Careful planning and prioritization will help your different audiences overcome their biggest stage-specific hurdles. Maybe it’s an onboarding email campaign encouraging your customer to download your app—personalizing the additional value they’ll get from an app-enhanced experience can subsequently help you achieve your goals with less friction.
It’s a When-Win situation: Your customers have a better experience and progress to the next leg of their journey. The next When and the next win for your brand.
How to Target Your Message’s When:
- What do I want my customer to achieve in this stage?
- What actions must your customer take before moving to the next stage?
- Which precursory steps taken can you acknowledge?
The Where: Pinpointing Conversion Milestones
As mentioned above, there are friction points along the customer’s When or specific lifecycle stage. We throw the term “milestone” around quite a bit, but today we’ll use it for contextualizing the Where—the small interactions that comprise a customer’s experience and build brand credibility.
For example, there are multiple stages of Where you can develop during a customer’s initial onboarding. Dovetailing off the example we just brought up in the previous section, just because a potential customer has now downloaded your app doesn’t necessarily mean that they’re ready to buy.
Each lifecycle stage has a story with a beginning, middle and end. You could, for instance, break the Activation stage into three smaller phases of engagement, or Where the customer is in the story:
- Discovery – Learning about your brand’s offerings in accordance with their particular needs
- Familiarization – Getting accustomed to your products and services while navigating your digital channels
- Mastery – Gaining the ability to proficiently engage and a clear understanding of how your brand aligns with their needs
Knowing exactly Where they are in relation to the story of each lifecycle stage makes content personalization much easier.
It also ensures, once again, that the individualized marketing you’re sending is appropriately mapped to meet customer expectations.

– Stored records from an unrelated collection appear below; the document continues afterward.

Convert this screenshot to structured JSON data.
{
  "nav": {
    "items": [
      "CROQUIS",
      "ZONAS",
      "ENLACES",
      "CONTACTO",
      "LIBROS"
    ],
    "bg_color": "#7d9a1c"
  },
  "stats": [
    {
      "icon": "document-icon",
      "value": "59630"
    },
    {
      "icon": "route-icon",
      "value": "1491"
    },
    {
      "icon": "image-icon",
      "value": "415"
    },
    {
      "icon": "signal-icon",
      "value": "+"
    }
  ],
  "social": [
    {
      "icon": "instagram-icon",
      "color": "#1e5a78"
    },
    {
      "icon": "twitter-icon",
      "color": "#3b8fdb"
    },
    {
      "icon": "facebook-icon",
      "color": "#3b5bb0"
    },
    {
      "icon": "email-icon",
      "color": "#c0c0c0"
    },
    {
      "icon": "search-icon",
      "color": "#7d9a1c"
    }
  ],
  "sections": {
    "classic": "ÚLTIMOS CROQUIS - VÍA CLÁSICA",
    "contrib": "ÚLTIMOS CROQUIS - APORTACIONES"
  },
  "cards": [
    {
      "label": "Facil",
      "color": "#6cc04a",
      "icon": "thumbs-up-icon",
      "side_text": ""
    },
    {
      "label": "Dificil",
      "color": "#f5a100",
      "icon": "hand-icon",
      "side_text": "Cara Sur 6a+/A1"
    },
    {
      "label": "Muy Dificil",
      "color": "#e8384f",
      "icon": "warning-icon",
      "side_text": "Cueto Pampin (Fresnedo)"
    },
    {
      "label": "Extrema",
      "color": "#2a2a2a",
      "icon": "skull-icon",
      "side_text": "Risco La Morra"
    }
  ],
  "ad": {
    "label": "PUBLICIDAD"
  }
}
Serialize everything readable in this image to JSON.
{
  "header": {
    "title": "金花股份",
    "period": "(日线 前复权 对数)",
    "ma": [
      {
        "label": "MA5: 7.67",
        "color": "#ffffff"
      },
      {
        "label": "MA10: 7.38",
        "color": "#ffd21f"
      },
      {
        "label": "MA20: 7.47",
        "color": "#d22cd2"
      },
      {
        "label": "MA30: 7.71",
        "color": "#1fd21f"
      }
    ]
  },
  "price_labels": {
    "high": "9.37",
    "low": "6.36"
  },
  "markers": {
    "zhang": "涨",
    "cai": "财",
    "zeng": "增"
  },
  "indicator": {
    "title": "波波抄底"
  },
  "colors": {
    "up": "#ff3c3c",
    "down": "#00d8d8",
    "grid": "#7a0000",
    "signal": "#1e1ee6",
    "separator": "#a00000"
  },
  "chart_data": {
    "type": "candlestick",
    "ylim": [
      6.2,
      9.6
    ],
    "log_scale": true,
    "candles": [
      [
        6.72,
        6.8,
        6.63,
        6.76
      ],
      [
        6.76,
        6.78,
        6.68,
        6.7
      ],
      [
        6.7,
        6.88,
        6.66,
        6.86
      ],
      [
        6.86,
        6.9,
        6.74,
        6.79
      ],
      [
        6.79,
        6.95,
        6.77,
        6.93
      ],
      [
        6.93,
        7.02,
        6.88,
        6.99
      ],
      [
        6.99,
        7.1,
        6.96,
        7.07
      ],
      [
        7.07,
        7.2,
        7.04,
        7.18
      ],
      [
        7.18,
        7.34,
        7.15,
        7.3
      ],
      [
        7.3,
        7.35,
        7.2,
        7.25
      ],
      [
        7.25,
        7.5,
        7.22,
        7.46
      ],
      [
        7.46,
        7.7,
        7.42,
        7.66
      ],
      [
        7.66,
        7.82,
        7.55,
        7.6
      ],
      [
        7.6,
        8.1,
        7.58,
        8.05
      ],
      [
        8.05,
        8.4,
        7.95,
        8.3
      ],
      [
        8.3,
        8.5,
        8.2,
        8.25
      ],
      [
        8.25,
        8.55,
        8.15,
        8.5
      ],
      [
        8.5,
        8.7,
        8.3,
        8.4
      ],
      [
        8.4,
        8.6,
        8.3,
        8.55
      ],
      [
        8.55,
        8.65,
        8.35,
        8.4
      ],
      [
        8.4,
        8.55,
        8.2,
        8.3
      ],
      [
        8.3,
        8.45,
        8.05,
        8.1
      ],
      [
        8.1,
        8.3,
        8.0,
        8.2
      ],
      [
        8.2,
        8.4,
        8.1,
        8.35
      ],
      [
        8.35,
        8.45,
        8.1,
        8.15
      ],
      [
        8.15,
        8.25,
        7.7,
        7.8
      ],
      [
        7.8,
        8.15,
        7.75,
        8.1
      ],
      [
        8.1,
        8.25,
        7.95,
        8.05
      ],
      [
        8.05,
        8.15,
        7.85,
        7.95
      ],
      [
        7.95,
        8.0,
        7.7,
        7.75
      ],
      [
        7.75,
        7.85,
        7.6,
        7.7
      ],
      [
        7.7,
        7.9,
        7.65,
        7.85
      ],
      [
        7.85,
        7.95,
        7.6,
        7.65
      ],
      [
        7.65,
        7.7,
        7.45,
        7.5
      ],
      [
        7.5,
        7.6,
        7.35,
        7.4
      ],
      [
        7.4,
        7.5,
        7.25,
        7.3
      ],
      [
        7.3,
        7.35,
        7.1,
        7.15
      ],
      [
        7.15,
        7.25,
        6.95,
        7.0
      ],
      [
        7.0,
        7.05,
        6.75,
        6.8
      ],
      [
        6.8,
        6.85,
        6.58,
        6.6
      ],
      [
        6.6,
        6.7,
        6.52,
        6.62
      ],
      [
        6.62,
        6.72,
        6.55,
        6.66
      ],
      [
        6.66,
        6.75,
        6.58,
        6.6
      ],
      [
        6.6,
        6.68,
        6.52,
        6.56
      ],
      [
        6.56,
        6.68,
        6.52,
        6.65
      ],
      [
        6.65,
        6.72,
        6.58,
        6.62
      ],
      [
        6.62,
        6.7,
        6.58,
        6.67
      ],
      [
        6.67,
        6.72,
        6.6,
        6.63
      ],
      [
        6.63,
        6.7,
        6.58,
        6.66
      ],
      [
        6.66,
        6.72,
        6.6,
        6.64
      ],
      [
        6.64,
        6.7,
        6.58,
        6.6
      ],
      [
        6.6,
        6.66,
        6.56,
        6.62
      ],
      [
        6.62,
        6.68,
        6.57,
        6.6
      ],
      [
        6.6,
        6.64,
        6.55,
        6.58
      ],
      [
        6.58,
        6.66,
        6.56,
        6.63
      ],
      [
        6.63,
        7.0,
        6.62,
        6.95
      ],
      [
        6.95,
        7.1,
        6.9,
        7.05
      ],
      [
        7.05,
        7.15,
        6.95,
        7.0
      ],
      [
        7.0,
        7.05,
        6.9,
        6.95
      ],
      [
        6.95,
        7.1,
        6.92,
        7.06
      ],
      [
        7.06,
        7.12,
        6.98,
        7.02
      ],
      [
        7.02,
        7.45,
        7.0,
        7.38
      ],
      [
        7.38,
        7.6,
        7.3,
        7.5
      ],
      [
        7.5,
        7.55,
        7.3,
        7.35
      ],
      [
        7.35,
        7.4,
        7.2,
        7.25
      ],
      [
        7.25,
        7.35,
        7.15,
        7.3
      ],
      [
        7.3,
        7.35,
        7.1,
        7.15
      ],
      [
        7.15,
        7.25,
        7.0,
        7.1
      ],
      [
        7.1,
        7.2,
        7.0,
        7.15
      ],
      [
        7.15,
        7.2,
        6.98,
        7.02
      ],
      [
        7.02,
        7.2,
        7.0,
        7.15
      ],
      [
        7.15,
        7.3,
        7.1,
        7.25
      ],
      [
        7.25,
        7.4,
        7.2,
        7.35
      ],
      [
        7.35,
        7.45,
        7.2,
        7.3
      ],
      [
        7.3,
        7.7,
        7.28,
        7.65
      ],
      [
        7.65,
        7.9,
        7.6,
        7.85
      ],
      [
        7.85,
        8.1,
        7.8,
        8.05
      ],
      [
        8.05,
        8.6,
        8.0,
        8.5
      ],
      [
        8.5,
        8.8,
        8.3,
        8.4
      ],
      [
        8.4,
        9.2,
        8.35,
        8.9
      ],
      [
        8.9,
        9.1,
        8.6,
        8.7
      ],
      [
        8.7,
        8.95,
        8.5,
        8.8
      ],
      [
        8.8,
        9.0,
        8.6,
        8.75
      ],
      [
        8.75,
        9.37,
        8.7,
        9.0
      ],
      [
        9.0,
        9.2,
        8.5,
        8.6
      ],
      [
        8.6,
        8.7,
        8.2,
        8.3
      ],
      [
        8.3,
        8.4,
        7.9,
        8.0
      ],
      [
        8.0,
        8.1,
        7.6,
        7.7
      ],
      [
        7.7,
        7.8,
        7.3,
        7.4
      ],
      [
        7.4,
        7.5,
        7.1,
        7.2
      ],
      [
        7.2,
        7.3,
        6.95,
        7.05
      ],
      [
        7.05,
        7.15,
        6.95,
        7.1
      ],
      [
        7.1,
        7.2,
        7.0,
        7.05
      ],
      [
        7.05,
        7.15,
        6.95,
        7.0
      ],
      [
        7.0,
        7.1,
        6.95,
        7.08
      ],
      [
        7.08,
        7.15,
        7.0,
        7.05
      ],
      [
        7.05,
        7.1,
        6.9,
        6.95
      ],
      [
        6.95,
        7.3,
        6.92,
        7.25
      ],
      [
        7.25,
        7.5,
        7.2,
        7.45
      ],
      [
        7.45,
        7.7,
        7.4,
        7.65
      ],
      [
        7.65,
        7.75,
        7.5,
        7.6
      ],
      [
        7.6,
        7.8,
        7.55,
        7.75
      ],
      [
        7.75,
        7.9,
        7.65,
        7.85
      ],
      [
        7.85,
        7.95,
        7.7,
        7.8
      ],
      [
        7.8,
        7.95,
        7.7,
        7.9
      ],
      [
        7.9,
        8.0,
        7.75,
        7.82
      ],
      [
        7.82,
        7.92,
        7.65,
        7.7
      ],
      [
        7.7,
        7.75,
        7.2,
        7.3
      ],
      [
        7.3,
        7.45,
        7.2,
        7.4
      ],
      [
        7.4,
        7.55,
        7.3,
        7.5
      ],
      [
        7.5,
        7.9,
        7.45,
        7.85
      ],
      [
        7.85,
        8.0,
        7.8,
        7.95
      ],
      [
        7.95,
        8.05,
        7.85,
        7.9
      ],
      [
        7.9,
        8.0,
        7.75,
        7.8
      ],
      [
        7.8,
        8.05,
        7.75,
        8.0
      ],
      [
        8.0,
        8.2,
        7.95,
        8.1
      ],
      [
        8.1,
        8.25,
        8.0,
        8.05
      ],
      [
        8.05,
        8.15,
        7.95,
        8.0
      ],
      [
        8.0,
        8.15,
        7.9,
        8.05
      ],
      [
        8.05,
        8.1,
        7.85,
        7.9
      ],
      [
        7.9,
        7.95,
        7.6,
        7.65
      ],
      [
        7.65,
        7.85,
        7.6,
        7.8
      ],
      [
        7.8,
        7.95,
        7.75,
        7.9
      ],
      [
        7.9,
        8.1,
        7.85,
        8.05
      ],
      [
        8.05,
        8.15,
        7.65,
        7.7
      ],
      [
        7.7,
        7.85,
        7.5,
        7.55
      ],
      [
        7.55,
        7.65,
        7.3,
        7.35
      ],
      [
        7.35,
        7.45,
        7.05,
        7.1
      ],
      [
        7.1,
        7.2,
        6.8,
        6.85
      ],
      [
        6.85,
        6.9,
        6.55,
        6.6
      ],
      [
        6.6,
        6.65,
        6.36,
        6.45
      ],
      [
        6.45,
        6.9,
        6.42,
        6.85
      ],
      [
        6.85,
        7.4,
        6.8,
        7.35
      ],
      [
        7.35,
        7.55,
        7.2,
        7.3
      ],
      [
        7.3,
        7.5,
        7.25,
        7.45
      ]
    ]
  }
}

Identifying Your Message’s Where:
- What context do I need to properly align this message?
- What customer interactions need to happen for this message to land right?
- What’s the optimal situation for the customer to receive this message?
The What: Delivering Meaningful Content
And, finally, we’ve reached the “what” of individualization. As Bill Gates famously said, “Content is King.” When most people think of individualization (and even personalization as a catch-all umbrella term) it’s usually content that comes to mind first.
Content is the most overt component of individualized marketing. But as we’ve just pointed out, individualized content is inherently linked to so much more. Personalizing the different elements of content—the copy, images, layouts, CTA, and beyond—needs to have a connection to the recipient.
Part of the reason we’re able to do that effectively is because we’ve comprehensively addressed the Why, the Who, the When, and the Where. We gathered the understanding and necessary context to create the specific What. To a degree, content itself is almost always a result of the four other W’s.
Conveying Your Message’s What:
- How can the copy and content reflect the individual?
- Which images can I use to draw attention and evoke familiarity?
- Which specific recommendations and products align with this customer’s interests?
How Individualization Happens
To accomplish this degree of individualized marketing accuracy, you must be able to freely wield your customer data. As discussed, most—if not all—answers to the question of “What should I send my customer?” lives inside your customers’ profiles. Now it’s up to all of us to put that data to use and deliver the experiences our customers want!
To learn more about Iterable’s capabilities to enable individualization, sign up here for a customized demo.